* WORK ITEM *
Counting every line in the entries below where the word "reimb" occurs, report how many there are. Give only that number.

Source records:

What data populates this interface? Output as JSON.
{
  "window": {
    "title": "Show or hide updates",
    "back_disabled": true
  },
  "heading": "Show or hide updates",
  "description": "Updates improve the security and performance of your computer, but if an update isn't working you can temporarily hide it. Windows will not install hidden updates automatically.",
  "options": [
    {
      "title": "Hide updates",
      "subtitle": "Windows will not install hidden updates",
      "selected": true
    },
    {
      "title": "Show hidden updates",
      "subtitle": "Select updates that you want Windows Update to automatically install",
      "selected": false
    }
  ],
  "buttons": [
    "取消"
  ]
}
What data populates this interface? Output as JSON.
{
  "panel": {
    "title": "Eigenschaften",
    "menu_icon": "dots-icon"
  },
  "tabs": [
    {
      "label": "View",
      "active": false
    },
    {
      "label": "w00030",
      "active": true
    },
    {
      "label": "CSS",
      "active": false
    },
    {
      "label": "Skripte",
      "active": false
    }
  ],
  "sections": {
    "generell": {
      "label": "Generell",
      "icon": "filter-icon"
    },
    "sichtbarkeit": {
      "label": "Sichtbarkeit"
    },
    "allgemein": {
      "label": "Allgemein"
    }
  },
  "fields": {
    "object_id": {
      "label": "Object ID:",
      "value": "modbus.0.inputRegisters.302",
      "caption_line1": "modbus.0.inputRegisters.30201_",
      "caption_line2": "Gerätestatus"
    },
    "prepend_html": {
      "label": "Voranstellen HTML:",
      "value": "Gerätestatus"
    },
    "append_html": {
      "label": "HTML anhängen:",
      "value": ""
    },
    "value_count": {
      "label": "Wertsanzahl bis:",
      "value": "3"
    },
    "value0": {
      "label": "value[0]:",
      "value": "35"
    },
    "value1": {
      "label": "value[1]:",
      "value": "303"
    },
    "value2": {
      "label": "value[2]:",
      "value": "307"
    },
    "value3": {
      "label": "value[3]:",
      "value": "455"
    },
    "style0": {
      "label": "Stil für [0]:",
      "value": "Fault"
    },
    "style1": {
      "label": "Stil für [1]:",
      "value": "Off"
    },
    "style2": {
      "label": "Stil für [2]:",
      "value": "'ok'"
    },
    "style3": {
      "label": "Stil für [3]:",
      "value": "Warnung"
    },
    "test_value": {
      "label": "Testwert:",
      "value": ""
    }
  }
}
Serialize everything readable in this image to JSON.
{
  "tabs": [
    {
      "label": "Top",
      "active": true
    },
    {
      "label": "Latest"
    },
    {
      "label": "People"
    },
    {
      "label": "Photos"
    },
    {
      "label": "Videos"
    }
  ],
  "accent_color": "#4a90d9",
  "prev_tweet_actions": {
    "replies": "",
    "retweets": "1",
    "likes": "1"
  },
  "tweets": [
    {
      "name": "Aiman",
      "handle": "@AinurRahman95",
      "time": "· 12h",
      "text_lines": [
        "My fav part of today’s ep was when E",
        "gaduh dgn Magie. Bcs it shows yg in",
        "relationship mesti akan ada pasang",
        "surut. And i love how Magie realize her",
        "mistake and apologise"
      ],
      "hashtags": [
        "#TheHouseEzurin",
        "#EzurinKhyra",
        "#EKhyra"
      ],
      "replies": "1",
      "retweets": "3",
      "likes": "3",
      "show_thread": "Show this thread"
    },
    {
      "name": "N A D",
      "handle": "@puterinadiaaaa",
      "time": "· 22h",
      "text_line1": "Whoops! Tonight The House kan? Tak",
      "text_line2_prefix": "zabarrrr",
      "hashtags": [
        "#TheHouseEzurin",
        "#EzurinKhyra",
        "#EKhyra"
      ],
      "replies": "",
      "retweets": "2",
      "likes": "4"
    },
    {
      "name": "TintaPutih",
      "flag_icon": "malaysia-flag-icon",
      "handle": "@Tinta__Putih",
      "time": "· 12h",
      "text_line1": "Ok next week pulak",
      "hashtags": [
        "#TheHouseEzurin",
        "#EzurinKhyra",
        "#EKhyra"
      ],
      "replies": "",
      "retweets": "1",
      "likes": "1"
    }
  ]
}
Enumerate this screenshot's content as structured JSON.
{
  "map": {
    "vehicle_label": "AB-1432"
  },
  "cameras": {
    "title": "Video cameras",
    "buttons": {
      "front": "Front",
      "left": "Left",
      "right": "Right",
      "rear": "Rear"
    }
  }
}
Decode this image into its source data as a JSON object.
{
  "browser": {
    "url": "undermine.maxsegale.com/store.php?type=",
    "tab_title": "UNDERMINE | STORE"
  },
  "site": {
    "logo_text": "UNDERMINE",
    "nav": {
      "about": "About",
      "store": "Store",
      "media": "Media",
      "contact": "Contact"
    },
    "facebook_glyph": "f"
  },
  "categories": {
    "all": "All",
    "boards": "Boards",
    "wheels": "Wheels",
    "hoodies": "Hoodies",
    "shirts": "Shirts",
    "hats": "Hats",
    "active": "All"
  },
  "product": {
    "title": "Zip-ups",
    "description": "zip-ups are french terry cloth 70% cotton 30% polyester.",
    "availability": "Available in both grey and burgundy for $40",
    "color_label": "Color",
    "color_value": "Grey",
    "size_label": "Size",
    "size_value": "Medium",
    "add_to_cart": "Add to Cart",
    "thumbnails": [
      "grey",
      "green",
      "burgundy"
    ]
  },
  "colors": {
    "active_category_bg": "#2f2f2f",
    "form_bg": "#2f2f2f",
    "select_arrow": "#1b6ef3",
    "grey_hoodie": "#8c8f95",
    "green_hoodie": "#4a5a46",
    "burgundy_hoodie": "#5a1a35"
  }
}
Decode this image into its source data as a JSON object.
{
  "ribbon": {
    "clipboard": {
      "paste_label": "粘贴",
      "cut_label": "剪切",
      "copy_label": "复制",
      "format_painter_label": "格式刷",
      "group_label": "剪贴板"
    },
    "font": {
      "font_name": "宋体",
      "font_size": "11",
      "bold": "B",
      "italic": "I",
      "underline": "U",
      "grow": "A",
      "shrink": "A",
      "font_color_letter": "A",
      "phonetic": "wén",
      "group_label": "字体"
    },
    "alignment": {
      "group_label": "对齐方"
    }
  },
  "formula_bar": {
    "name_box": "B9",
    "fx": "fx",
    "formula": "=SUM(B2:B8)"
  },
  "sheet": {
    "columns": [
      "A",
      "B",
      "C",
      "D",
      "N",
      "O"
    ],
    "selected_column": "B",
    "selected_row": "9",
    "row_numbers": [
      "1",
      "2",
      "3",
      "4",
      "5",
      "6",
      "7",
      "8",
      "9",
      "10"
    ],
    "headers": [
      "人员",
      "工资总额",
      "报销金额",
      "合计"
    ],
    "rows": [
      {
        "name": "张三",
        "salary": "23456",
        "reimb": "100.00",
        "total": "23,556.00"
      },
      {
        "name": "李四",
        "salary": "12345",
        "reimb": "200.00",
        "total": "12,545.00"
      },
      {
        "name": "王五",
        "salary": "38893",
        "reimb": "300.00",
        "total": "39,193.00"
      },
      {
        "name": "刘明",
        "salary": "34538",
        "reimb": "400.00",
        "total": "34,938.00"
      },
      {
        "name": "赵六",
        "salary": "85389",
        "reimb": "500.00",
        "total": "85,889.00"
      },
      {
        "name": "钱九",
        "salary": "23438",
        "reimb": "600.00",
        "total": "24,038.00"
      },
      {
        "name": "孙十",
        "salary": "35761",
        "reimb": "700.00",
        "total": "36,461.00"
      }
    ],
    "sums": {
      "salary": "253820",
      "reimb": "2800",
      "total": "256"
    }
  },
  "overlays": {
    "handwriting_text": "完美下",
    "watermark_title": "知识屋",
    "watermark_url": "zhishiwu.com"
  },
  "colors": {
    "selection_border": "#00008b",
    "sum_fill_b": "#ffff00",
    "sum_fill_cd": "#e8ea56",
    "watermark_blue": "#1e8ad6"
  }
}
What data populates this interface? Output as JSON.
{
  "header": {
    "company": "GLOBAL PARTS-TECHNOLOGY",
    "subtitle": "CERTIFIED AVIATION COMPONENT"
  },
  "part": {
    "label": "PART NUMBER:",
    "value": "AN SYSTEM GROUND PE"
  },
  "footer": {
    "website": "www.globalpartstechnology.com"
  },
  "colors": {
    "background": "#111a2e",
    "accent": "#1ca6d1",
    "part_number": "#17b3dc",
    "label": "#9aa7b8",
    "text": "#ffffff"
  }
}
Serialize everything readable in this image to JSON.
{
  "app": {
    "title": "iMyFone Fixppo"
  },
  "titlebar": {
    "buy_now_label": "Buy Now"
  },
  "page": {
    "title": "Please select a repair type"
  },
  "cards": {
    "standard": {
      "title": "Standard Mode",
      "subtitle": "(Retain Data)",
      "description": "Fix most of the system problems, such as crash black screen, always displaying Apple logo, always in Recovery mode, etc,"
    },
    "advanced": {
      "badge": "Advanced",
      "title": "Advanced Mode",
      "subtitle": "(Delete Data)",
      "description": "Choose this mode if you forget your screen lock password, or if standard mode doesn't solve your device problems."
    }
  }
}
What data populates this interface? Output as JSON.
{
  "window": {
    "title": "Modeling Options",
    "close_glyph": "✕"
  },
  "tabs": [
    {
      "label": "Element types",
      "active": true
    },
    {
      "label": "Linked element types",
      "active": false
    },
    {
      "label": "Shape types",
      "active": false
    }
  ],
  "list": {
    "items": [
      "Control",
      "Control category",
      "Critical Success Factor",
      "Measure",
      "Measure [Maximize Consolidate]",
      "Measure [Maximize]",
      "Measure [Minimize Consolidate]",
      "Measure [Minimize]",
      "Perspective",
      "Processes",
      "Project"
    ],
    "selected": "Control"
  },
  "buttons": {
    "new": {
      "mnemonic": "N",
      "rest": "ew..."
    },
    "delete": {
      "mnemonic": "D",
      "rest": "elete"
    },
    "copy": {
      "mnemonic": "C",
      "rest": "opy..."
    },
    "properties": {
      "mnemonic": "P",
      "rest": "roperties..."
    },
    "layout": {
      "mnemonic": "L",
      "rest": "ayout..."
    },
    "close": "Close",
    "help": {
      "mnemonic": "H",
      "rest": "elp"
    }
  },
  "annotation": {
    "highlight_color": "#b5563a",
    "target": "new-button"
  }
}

* SOLVED PROBLEM *
8